“For I, the LORD your God, am a jealous God, visiting the iniquity of the fathers on the children to the third and fourth generations of those who hate Me.” (Exodus 20:5)
Some have been troubled by an apparent injustice in the Lord’s words. They begin by quoting the Lord in Ezekiel 18:20 – “The soul that sins, it shall die. The son shall not bear the iniquity of the father, neither shall the father bear the iniquity of the son,” and say that God has contradicted Himself. On the surface it may appear to be like that. Therefore it would be good to investigate that suspicion by a brief enquiry.
However, in Exodus 20:5 the Lord specifically says that the “visiting” will only be upon those who hate Him. The verse may best be understood like this. If a son continues in the sins of his father, the same judgment will fall – in other words “the soul that sins, it shall die.” And if the grandson perpetuates these sins, the same judgment will fall upon him, and so on to the great-grandson. But this is where the mercy of the Lord intervenes. He says that He will not allow this judgment to continue beyond the fourth generation, but will cut it short in mercy. Rather than thinking that God is unjust, it is quite the opposite.
Going back the Ezekiel passage, the Lord says, “You say, ‘The way of the Lord is not fair.’ Hear now, O house of Israel, is it not My way which is fair, and your ways which are not fair? . . . .when a wicked man turns away from the wickedness which he committed, and does what is lawful and right, he preserves himself alive. Because he considers and turns away from all the transgressions which he committed, he shall surely live; he shall not die.”
We might conclude with the following word – “Know therefore that the LORD your God, he is God, the faithful God, which keeps covenant and mercy with those who love him and keep his commandments to a thousand generations.” Such grand hyperbole! A thousand generations! But notice the contrast – “those who love Him” rather than “those who hate Him”.
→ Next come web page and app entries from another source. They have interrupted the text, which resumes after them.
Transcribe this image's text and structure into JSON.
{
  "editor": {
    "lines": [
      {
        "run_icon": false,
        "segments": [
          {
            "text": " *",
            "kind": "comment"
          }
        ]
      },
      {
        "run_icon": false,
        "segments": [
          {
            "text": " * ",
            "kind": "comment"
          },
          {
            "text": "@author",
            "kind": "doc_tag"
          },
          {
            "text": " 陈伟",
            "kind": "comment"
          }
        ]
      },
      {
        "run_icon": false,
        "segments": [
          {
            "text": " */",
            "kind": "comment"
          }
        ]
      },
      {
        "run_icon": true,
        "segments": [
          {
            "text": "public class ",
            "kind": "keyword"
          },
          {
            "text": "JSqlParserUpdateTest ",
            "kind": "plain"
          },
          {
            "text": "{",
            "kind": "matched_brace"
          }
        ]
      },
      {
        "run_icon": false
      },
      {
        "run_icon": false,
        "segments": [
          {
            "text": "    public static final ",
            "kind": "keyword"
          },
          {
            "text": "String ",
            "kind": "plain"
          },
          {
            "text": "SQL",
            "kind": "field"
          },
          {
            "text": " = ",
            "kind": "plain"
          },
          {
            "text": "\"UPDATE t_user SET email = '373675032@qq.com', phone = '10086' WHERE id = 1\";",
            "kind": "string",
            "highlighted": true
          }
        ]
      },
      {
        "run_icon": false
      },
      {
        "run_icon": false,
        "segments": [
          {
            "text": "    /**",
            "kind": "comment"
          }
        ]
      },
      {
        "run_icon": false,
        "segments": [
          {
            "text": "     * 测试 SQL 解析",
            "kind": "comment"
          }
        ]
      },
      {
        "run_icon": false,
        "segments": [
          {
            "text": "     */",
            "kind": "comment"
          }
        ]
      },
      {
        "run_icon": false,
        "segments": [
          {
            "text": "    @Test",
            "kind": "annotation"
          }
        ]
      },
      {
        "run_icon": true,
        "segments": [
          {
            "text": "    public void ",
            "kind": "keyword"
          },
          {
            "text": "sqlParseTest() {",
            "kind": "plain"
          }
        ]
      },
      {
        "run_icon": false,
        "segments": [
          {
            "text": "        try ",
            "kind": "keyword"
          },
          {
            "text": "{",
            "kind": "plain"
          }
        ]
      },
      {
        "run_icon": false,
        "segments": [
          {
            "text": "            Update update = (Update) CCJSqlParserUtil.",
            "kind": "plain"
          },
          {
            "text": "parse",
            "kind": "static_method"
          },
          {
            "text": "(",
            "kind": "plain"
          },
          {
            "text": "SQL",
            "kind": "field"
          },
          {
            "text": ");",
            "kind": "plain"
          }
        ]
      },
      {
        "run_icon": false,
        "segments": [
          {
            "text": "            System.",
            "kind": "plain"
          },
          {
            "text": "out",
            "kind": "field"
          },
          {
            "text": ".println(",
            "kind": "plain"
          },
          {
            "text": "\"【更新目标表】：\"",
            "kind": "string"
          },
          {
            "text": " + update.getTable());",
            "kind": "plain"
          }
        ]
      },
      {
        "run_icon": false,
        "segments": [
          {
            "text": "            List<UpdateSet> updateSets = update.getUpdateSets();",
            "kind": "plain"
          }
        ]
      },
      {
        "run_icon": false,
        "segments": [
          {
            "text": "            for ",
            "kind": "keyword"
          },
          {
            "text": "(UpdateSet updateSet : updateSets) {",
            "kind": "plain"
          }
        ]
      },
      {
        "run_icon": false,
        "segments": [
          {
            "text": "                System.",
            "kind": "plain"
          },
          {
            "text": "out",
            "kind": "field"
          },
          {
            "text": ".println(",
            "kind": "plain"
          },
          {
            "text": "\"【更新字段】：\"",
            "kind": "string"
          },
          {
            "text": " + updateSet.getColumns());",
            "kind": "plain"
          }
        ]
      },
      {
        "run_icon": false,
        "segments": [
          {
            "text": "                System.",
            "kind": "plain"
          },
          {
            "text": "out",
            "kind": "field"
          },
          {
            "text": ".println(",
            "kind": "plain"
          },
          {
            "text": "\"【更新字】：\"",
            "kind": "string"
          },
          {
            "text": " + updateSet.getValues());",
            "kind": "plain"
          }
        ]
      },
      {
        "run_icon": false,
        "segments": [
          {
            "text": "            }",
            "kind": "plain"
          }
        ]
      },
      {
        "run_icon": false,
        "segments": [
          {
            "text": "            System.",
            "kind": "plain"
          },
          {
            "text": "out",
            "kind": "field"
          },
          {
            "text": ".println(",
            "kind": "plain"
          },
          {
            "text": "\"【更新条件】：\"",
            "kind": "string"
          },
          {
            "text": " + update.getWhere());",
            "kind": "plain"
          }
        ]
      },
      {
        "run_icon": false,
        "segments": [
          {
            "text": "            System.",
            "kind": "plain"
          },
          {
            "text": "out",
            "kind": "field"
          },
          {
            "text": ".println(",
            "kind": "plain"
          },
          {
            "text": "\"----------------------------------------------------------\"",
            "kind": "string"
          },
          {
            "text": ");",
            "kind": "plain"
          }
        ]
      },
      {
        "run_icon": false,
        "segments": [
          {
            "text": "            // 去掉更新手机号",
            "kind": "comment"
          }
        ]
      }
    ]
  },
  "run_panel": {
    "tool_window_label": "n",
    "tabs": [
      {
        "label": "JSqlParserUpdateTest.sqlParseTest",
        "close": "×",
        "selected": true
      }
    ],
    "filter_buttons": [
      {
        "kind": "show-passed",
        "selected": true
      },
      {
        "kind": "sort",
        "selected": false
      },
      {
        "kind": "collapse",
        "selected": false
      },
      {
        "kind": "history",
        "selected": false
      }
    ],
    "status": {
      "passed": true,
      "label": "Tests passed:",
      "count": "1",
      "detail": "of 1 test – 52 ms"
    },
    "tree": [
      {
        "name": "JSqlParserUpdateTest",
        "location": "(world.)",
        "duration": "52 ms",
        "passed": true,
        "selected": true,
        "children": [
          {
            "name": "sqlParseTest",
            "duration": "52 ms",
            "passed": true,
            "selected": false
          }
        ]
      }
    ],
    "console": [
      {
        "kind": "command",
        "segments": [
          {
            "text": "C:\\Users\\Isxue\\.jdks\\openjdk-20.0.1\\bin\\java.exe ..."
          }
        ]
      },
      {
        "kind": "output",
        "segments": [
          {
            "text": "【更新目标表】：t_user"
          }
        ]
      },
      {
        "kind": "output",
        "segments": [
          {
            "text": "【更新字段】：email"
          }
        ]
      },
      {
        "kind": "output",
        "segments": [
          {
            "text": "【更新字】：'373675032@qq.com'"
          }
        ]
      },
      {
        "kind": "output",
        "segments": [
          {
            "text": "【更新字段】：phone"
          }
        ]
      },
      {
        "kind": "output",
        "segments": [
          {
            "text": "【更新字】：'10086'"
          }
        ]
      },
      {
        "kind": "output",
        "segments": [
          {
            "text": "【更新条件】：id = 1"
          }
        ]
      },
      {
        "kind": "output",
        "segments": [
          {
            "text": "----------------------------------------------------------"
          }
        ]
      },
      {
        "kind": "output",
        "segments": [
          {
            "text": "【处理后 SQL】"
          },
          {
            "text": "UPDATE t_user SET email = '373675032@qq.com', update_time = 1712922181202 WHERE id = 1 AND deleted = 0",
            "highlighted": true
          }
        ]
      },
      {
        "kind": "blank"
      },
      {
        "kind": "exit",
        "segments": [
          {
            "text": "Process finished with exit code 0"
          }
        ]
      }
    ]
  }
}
There is no injustice with God. Any example which might appear to suggest it is soon cleared up with a little bit of investigation. The Bible is its own interpreter. And those who are offended at the “visiting” to the fourth generation should then ask themselves why they are not grossly offended at “everlasting hell fire.”